Benefits of data management
Research data management refers to how you handle, organise, and structure your research data throughout the research process. Data management:
- Begins with your initial considerations regarding what will be necessary for using or collecting your particular type of data;
- Includes measures for maintaining the integrity of the data, making sure that they are not lost due to technical mishaps, and that the right people can access the data at the appropriate time;
- Looks forward to the future, making it clear that you should provide detailed and structured documentation to be able to share your data with other colleagues and prepare them for long-term availability.
To make your research as time-efficient, reproducible and safe as possible, it is important that your data management is well thought through, structured, and documented. A good data management strategy takes into account technical, organisational, structural, legal, ethical and sustainability aspects. The time invested in setting up a good data management strategy pays off when the time comes to reproduce your analysis and results. You will be able to easily find and understand your data, increase your data's reuse potential and comply with funder mandates at the same time.
Data Management Plan
Data Management Plans (DMPs) are a key element of good data management | European Commission, 2016.
Information regarding your data management needs to be easily found and understood, not least if you are working on a project that runs over several years and involves a large team of people. In order to simplify data management, a Data Management Plan (DMP) can be created early in the research process. A DMP is a formal document that provides a framework for how to handle the data material during and after the research project. The way a DMP will look once it is finished isn't universal. It is a "living" document that changes with the needs of a project and its participants. It is updated throughout the project to make sure that it tracks such changes over time and that it reflects the current state of your project.
A lot of diversity exists in DMPs because they are always built around the particular needs of the data collected within your project. Sometimes there are particular requirements that has to be answered in the DMP from stakeholders such as:
The added value of a Data Management Plan

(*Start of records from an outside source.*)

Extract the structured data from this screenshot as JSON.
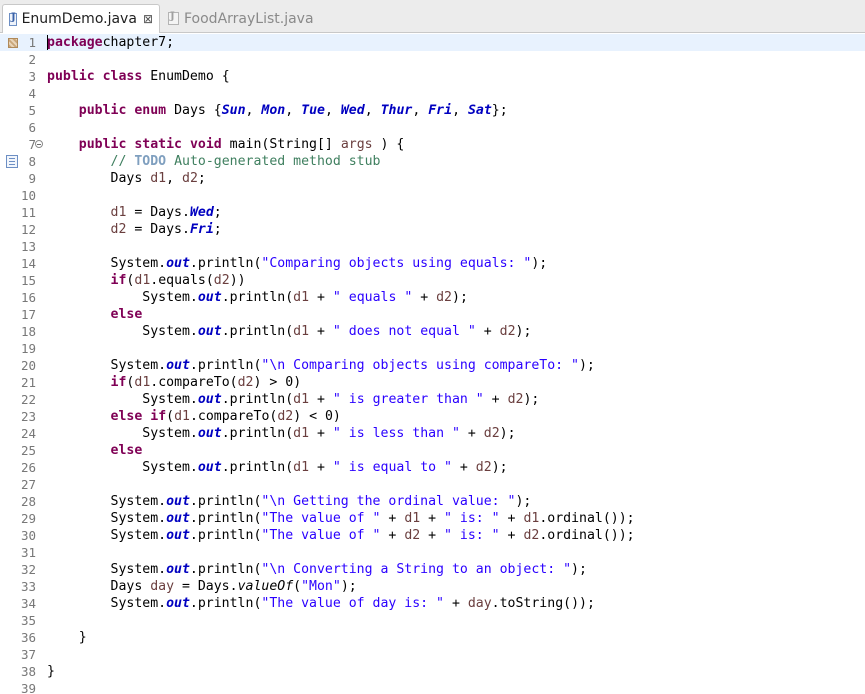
{
  "tabs": [
    {
      "label": "EnumDemo.java",
      "active": true
    },
    {
      "label": "FoodArrayList.java",
      "active": false
    }
  ],
  "icons": {
    "java_file": "java-file-icon",
    "close": "close-icon",
    "task_marker": "task-marker-icon",
    "todo_marker": "todo-marker-icon",
    "fold": "fold-collapse-icon"
  },
  "colors": {
    "keyword": "#7f0055",
    "enum_constant": "#0000c0",
    "string": "#2a00ff",
    "comment": "#3f7f5f",
    "todo": "#7f9fbf",
    "local_variable": "#6a3e3e",
    "current_line": "#e8f2fe"
  },
  "current_line": 1,
  "lines": [
    {
      "n": 1,
      "tokens": [
        [
          "kw",
          "package"
        ],
        [
          "",
          "chapter7;"
        ]
      ]
    },
    {
      "n": 2,
      "tokens": []
    },
    {
      "n": 3,
      "tokens": [
        [
          "kw",
          "public"
        ],
        [
          "",
          " "
        ],
        [
          "kw",
          "class"
        ],
        [
          "",
          " EnumDemo {"
        ]
      ]
    },
    {
      "n": 4,
      "tokens": []
    },
    {
      "n": 5,
      "tokens": [
        [
          "",
          "    "
        ],
        [
          "kw",
          "public"
        ],
        [
          "",
          " "
        ],
        [
          "kw",
          "enum"
        ],
        [
          "",
          " Days {"
        ],
        [
          "ec",
          "Sun"
        ],
        [
          "",
          ", "
        ],
        [
          "ec",
          "Mon"
        ],
        [
          "",
          ", "
        ],
        [
          "ec",
          "Tue"
        ],
        [
          "",
          ", "
        ],
        [
          "ec",
          "Wed"
        ],
        [
          "",
          ", "
        ],
        [
          "ec",
          "Thur"
        ],
        [
          "",
          ", "
        ],
        [
          "ec",
          "Fri"
        ],
        [
          "",
          ", "
        ],
        [
          "ec",
          "Sat"
        ],
        [
          "",
          "};"
        ]
      ]
    },
    {
      "n": 6,
      "tokens": []
    },
    {
      "n": 7,
      "tokens": [
        [
          "",
          "    "
        ],
        [
          "kw",
          "public"
        ],
        [
          "",
          " "
        ],
        [
          "kw",
          "static"
        ],
        [
          "",
          " "
        ],
        [
          "kw",
          "void"
        ],
        [
          "",
          " main(String[] "
        ],
        [
          "var",
          "args"
        ],
        [
          "",
          " ) {"
        ]
      ]
    },
    {
      "n": 8,
      "tokens": [
        [
          "",
          "        "
        ],
        [
          "cm",
          "// "
        ],
        [
          "todo",
          "TODO"
        ],
        [
          "cm",
          " Auto-generated method stub"
        ]
      ]
    },
    {
      "n": 9,
      "tokens": [
        [
          "",
          "        Days "
        ],
        [
          "var",
          "d1"
        ],
        [
          "",
          ", "
        ],
        [
          "var",
          "d2"
        ],
        [
          "",
          ";"
        ]
      ]
    },
    {
      "n": 10,
      "tokens": []
    },
    {
      "n": 11,
      "tokens": [
        [
          "",
          "        "
        ],
        [
          "var",
          "d1"
        ],
        [
          "",
          " = Days."
        ],
        [
          "fld",
          "Wed"
        ],
        [
          "",
          ";"
        ]
      ]
    },
    {
      "n": 12,
      "tokens": [
        [
          "",
          "        "
        ],
        [
          "var",
          "d2"
        ],
        [
          "",
          " = Days."
        ],
        [
          "fld",
          "Fri"
        ],
        [
          "",
          ";"
        ]
      ]
    },
    {
      "n": 13,
      "tokens": []
    },
    {
      "n": 14,
      "tokens": [
        [
          "",
          "        System."
        ],
        [
          "fld",
          "out"
        ],
        [
          "",
          ".println("
        ],
        [
          "st",
          "\"Comparing objects using equals: \""
        ],
        [
          "",
          ");"
        ]
      ]
    },
    {
      "n": 15,
      "tokens": [
        [
          "",
          "        "
        ],
        [
          "kw",
          "if"
        ],
        [
          "",
          "("
        ],
        [
          "var",
          "d1"
        ],
        [
          "",
          ".equals("
        ],
        [
          "var",
          "d2"
        ],
        [
          "",
          "))"
        ]
      ]
    },
    {
      "n": 16,
      "tokens": [
        [
          "",
          "            System."
        ],
        [
          "fld",
          "out"
        ],
        [
          "",
          ".println("
        ],
        [
          "var",
          "d1"
        ],
        [
          "",
          " + "
        ],
        [
          "st",
          "\" equals \""
        ],
        [
          "",
          " + "
        ],
        [
          "var",
          "d2"
        ],
        [
          "",
          ");"
        ]
      ]
    },
    {
      "n": 17,
      "tokens": [
        [
          "",
          "        "
        ],
        [
          "kw",
          "else"
        ]
      ]
    },
    {
      "n": 18,
      "tokens": [
        [
          "",
          "            System."
        ],
        [
          "fld",
          "out"
        ],
        [
          "",
          ".println("
        ],
        [
          "var",
          "d1"
        ],
        [
          "",
          " + "
        ],
        [
          "st",
          "\" does not equal \""
        ],
        [
          "",
          " + "
        ],
        [
          "var",
          "d2"
        ],
        [
          "",
          ");"
        ]
      ]
    },
    {
      "n": 19,
      "tokens": []
    },
    {
      "n": 20,
      "tokens": [
        [
          "",
          "        System."
        ],
        [
          "fld",
          "out"
        ],
        [
          "",
          ".println("
        ],
        [
          "st",
          "\"\\n Comparing objects using compareTo: \""
        ],
        [
          "",
          ");"
        ]
      ]
    },
    {
      "n": 21,
      "tokens": [
        [
          "",
          "        "
        ],
        [
          "kw",
          "if"
        ],
        [
          "",
          "("
        ],
        [
          "var",
          "d1"
        ],
        [
          "",
          ".compareTo("
        ],
        [
          "var",
          "d2"
        ],
        [
          "",
          ") > 0)"
        ]
      ]
    },
    {
      "n": 22,
      "tokens": [
        [
          "",
          "            System."
        ],
        [
          "fld",
          "out"
        ],
        [
          "",
          ".println("
        ],
        [
          "var",
          "d1"
        ],
        [
          "",
          " + "
        ],
        [
          "st",
          "\" is greater than \""
        ],
        [
          "",
          " + "
        ],
        [
          "var",
          "d2"
        ],
        [
          "",
          ");"
        ]
      ]
    },
    {
      "n": 23,
      "tokens": [
        [
          "",
          "        "
        ],
        [
          "kw",
          "else"
        ],
        [
          "",
          " "
        ],
        [
          "kw",
          "if"
        ],
        [
          "",
          "("
        ],
        [
          "var",
          "d1"
        ],
        [
          "",
          ".compareTo("
        ],
        [
          "var",
          "d2"
        ],
        [
          "",
          ") < 0)"
        ]
      ]
    },
    {
      "n": 24,
      "tokens": [
        [
          "",
          "            System."
        ],
        [
          "fld",
          "out"
        ],
        [
          "",
          ".println("
        ],
        [
          "var",
          "d1"
        ],
        [
          "",
          " + "
        ],
        [
          "st",
          "\" is less than \""
        ],
        [
          "",
          " + "
        ],
        [
          "var",
          "d2"
        ],
        [
          "",
          ");"
        ]
      ]
    },
    {
      "n": 25,
      "tokens": [
        [
          "",
          "        "
        ],
        [
          "kw",
          "else"
        ]
      ]
    },
    {
      "n": 26,
      "tokens": [
        [
          "",
          "            System."
        ],
        [
          "fld",
          "out"
        ],
        [
          "",
          ".println("
        ],
        [
          "var",
          "d1"
        ],
        [
          "",
          " + "
        ],
        [
          "st",
          "\" is equal to \""
        ],
        [
          "",
          " + "
        ],
        [
          "var",
          "d2"
        ],
        [
          "",
          ");"
        ]
      ]
    },
    {
      "n": 27,
      "tokens": []
    },
    {
      "n": 28,
      "tokens": [
        [
          "",
          "        System."
        ],
        [
          "fld",
          "out"
        ],
        [
          "",
          ".println("
        ],
        [
          "st",
          "\"\\n Getting the ordinal value: \""
        ],
        [
          "",
          ");"
        ]
      ]
    },
    {
      "n": 29,
      "tokens": [
        [
          "",
          "        System."
        ],
        [
          "fld",
          "out"
        ],
        [
          "",
          ".println("
        ],
        [
          "st",
          "\"The value of \""
        ],
        [
          "",
          " + "
        ],
        [
          "var",
          "d1"
        ],
        [
          "",
          " + "
        ],
        [
          "st",
          "\" is: \""
        ],
        [
          "",
          " + "
        ],
        [
          "var",
          "d1"
        ],
        [
          "",
          ".ordinal());"
        ]
      ]
    },
    {
      "n": 30,
      "tokens": [
        [
          "",
          "        System."
        ],
        [
          "fld",
          "out"
        ],
        [
          "",
          ".println("
        ],
        [
          "st",
          "\"The value of \""
        ],
        [
          "",
          " + "
        ],
        [
          "var",
          "d2"
        ],
        [
          "",
          " + "
        ],
        [
          "st",
          "\" is: \""
        ],
        [
          "",
          " + "
        ],
        [
          "var",
          "d2"
        ],
        [
          "",
          ".ordinal());"
        ]
      ]
    },
    {
      "n": 31,
      "tokens": []
    },
    {
      "n": 32,
      "tokens": [
        [
          "",
          "        System."
        ],
        [
          "fld",
          "out"
        ],
        [
          "",
          ".println("
        ],
        [
          "st",
          "\"\\n Converting a String to an object: \""
        ],
        [
          "",
          ");"
        ]
      ]
    },
    {
      "n": 33,
      "tokens": [
        [
          "",
          "        Days "
        ],
        [
          "var",
          "day"
        ],
        [
          "",
          " = Days."
        ],
        [
          "sm",
          "valueOf"
        ],
        [
          "",
          "("
        ],
        [
          "st",
          "\"Mon\""
        ],
        [
          "",
          ");"
        ]
      ]
    },
    {
      "n": 34,
      "tokens": [
        [
          "",
          "        System."
        ],
        [
          "fld",
          "out"
        ],
        [
          "",
          ".println("
        ],
        [
          "st",
          "\"The value of day is: \""
        ],
        [
          "",
          " + "
        ],
        [
          "var",
          "day"
        ],
        [
          "",
          ".toString());"
        ]
      ]
    },
    {
      "n": 35,
      "tokens": []
    },
    {
      "n": 36,
      "tokens": [
        [
          "",
          "    }"
        ]
      ]
    },
    {
      "n": 37,
      "tokens": []
    },
    {
      "n": 38,
      "tokens": [
        [
          "",
          "}"
        ]
      ]
    },
    {
      "n": 39,
      "tokens": []
    }
  ]
}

Several researchers I’ve been talking to who have looked at the Data Management Planning checklist of the Swedish National Data Service (SND) have said that doing so made them start thinking of data security, ownership, file formats etc. before they started their project. By doing so they avoided some possible problems that would otherwise appear later on | Ulf Jakobson, Data manager humanities, SND.
A Data Management Plan (DMP) offers added value in the following ways: